My disillusionment wasn’t from investing in political offers but from the dimming prospects any alternative future. I wasn’t convinced that much had changed over the last ten years, nor that much was about to change. True, the economy had grown, but the benefits have only gone to a few pockets. The inequalities were absurd. Historical injustices have never been addressed.
Recently, we have been othering each other, wallowing in an exclusionary nationalism in response to the Kenyan army’s incursion into Somalia. I’ve heard young people like myself call out members of ethnic communities of northern Kenya, accusing them of “taking over” Nairobi, expressing dread at having to “integrate with refugees.” I would have liked to see these issues engaged. Instead, they were replaced with more calls for a shared chauvinism and militarism. My lasting memory from the presidential debates is Paul Muite’s clenched fist, a lawyer and human rights activist promising to secure Kenya’s borders, with more militarism and a more hard-line stance on Migingo Island.
There is a piece on Gukira, on “queer disposability,” where he claims that politicians engage in homophobia not only because it is politically or rhetorically valuable to do so, but also for the purposes of “lubricating” anxieties or conflicts. I have been trying to find a place for myself in the discursive expanse that has been the post-election, and part of my resistance to voting was based on the failure to find a space that would have me and my “baggage” of nuances and idiosyncrasies. I think it is something that I and a lot of other queers shared. We were cowed during the elections, advised by LGBTIQ activists to lay low and keep away from trouble. This accounts for much of the apolitical positioning among queers, a cynical repudiation of that which has already marginalized us and rendered us violable. One would argue that women are disposable too. This similarity is very important for those of us who seek to create linkages outside our own identities.

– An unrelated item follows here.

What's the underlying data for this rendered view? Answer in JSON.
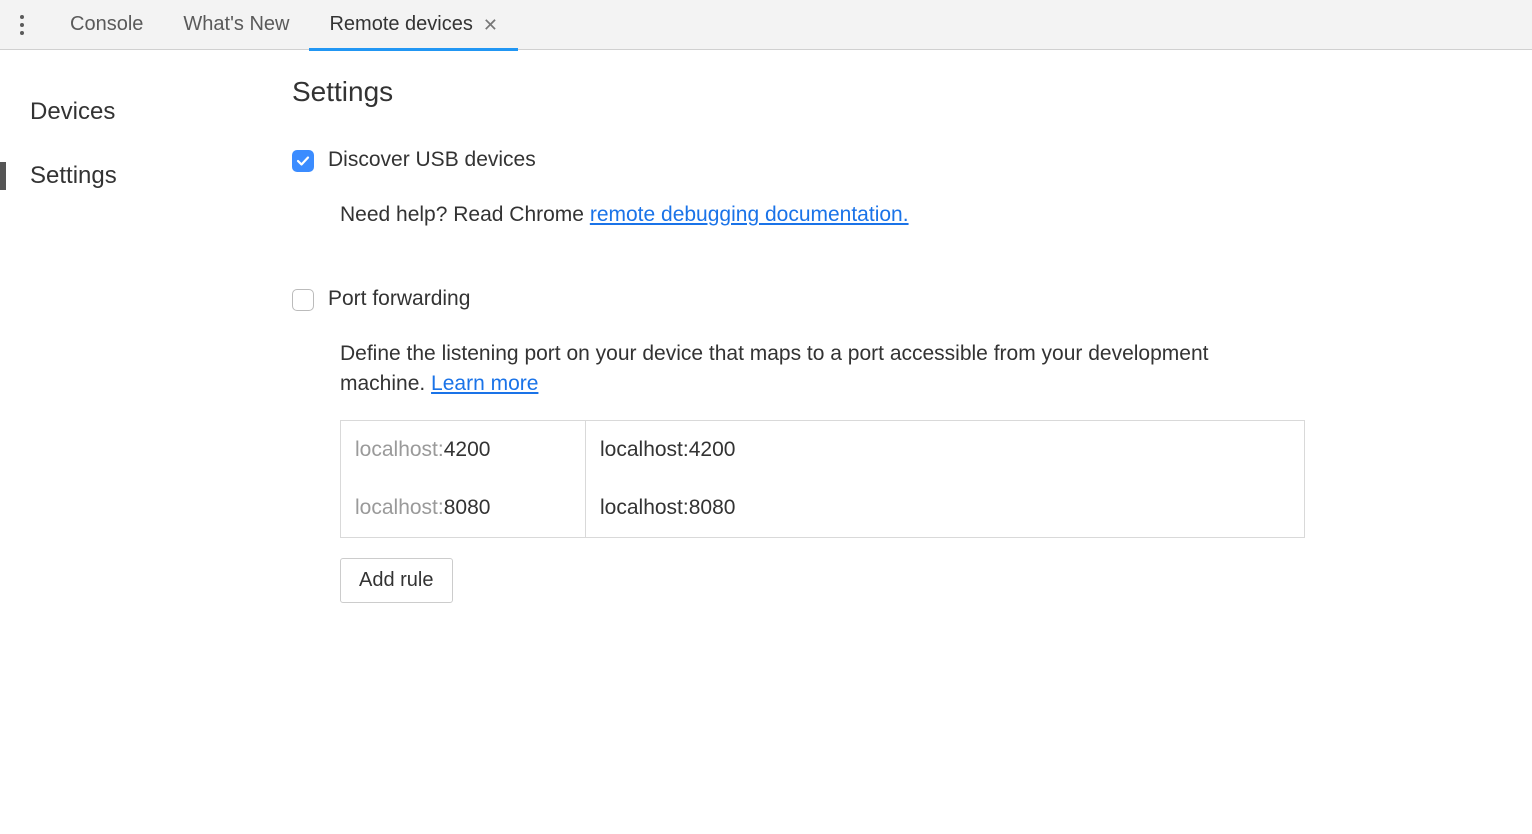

I am reminded not only of the hollow and token promises of inclusion, but also of the largely ignored constitutional threshold on gender parity. This went hand in hand with physical and psychological violence. The election season saw an unprecedented scale of violence against women aspirants, from instances of rape to attacks, threats and intimidation.
I spoke to women who expressed concerns about their safety, both prior and subsequent to the elections. Some of the violence they feared was domestic. One heard men gloat that there would be serious sanctions should their wives dare vote in any other manner than the men had stipulated.
Women also expressed concerns about the consequences of the elections. Any kind of post-election violence would include sexual violence against women. In the months preceding the elections, in fact, one read reports in the newspaper of women packing up and leaving urban areas for “home,” where they could get some semblance of protection against gender-based electoral violence. This last point reinforces what you spoke of earlier about getting ready for the elections, anticipating certain events and making certain choices.
These elections have been a lot of things. There has been the suggestion that its form and outcome can be explained in a set of facts or a singular narrative. Political elites corralled voters into ethnic blocs, the elections were determined by young and women voters, or that money and the promise of success determined who won the elections. The issues we’ve talked about here feature only marginally in how narratives about the elections are created.
This is how we, political nonconformists, radical feminists and queers, will survive the next five years, sustain and enlarge ourselves: by complicating simplistic singular narratives. By mounting critical resistance to established ways in which the Kenyan citizenry holds stake in the political economy.